Given data START

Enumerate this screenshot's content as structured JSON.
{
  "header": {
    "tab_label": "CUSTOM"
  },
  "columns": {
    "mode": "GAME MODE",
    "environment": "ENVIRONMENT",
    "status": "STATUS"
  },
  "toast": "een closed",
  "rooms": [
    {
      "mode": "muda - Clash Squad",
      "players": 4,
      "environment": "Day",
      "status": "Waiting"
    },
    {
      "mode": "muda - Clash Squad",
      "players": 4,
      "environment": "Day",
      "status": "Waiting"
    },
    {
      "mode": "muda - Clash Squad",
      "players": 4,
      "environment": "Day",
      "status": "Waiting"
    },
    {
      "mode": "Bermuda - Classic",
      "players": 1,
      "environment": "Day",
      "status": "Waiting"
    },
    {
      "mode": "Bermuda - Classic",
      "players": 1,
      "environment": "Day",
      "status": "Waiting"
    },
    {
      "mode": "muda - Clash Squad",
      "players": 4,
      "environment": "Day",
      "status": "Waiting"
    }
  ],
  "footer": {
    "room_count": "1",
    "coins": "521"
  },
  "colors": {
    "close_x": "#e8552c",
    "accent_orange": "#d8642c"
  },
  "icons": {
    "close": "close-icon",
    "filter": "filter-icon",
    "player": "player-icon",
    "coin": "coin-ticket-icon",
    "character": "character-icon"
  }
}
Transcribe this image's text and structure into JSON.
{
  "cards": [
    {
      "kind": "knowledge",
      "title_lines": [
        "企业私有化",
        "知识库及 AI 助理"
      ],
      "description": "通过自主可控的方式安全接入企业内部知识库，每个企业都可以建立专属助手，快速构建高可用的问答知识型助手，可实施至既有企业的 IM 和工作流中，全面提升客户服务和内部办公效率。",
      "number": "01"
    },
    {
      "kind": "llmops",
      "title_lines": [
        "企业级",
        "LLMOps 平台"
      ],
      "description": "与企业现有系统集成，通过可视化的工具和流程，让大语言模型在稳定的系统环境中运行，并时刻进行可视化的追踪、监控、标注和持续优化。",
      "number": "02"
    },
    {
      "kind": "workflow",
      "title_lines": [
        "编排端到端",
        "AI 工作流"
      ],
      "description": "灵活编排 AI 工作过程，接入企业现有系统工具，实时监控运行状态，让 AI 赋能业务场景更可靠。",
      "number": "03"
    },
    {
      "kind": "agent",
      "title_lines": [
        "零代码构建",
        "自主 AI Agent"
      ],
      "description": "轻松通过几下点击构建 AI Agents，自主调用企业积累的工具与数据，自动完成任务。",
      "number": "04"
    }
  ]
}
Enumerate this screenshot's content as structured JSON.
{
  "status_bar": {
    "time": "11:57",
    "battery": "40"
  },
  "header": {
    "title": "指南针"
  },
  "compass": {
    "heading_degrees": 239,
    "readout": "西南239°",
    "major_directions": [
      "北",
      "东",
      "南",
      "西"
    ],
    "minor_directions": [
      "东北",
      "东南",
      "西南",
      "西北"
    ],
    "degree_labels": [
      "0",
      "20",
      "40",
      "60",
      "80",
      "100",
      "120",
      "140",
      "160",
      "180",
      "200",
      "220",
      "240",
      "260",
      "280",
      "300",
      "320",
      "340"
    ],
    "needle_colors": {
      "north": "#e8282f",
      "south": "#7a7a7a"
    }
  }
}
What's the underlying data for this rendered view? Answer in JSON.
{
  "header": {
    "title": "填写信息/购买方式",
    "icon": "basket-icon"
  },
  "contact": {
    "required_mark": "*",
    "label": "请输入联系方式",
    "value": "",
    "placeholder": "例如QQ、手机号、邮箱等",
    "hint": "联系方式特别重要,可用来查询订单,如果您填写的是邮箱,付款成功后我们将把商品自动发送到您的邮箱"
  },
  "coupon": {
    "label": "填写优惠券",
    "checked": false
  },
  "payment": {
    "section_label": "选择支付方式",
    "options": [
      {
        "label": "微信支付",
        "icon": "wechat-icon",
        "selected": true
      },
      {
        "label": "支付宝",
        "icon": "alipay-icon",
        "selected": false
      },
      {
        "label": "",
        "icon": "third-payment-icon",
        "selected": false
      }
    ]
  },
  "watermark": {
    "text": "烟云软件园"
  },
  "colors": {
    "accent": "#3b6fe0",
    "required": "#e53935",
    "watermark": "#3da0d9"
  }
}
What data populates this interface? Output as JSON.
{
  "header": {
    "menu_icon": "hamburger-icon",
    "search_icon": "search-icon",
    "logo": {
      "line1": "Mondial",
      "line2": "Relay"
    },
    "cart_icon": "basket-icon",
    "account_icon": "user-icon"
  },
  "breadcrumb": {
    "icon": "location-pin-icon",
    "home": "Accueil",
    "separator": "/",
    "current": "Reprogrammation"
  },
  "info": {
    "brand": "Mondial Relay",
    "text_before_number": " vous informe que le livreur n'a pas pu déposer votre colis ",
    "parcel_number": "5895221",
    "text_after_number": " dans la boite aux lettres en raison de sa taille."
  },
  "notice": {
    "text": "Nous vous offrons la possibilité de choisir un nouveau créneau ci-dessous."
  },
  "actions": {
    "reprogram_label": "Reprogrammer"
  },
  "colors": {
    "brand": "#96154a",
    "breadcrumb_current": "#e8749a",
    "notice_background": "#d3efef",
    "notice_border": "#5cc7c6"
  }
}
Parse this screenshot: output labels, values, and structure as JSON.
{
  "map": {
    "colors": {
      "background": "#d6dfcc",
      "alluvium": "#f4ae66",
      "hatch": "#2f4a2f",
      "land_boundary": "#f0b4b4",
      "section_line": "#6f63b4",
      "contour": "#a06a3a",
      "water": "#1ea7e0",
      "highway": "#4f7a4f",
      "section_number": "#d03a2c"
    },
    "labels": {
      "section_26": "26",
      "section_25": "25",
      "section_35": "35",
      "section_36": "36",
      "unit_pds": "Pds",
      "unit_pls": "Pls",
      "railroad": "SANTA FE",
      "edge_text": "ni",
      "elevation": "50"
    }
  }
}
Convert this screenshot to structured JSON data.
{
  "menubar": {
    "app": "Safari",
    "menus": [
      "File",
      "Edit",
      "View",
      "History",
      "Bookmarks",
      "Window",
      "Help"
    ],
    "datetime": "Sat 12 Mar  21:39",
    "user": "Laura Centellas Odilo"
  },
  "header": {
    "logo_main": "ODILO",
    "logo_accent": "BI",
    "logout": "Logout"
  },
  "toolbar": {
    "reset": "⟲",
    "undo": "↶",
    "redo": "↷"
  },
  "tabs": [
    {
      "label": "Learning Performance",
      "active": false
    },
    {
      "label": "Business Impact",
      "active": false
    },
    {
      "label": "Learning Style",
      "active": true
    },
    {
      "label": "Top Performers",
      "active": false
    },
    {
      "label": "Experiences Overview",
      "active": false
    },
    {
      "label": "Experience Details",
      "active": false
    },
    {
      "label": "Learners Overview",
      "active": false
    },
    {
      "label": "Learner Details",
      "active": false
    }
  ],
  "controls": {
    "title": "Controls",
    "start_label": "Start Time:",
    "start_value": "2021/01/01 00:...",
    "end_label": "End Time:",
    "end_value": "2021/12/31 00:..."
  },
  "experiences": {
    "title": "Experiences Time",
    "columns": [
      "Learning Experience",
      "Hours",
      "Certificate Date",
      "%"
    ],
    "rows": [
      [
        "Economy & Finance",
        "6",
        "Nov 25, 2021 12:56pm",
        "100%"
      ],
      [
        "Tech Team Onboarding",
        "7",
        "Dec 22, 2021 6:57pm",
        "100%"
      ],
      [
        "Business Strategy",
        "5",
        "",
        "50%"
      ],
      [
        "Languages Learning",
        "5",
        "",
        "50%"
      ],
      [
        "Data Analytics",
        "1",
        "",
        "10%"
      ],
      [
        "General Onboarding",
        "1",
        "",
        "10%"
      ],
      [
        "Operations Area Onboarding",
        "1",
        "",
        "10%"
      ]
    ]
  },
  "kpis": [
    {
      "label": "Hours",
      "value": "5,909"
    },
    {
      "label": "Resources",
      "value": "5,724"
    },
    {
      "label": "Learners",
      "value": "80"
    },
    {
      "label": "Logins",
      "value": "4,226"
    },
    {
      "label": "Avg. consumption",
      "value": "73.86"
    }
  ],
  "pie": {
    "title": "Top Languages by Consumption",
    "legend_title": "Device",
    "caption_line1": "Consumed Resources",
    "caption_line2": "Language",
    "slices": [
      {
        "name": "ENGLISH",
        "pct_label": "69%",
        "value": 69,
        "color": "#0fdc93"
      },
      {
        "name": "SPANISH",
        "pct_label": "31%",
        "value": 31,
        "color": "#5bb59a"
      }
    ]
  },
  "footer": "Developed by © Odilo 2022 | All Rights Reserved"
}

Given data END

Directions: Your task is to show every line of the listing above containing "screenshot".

Your solution:
Enumerate this screenshot's content as structured JSON.
Enumerate this screenshot's content as structured JSON.
Parse this screenshot: output labels, values, and structure as JSON.
Convert this screenshot to structured JSON data.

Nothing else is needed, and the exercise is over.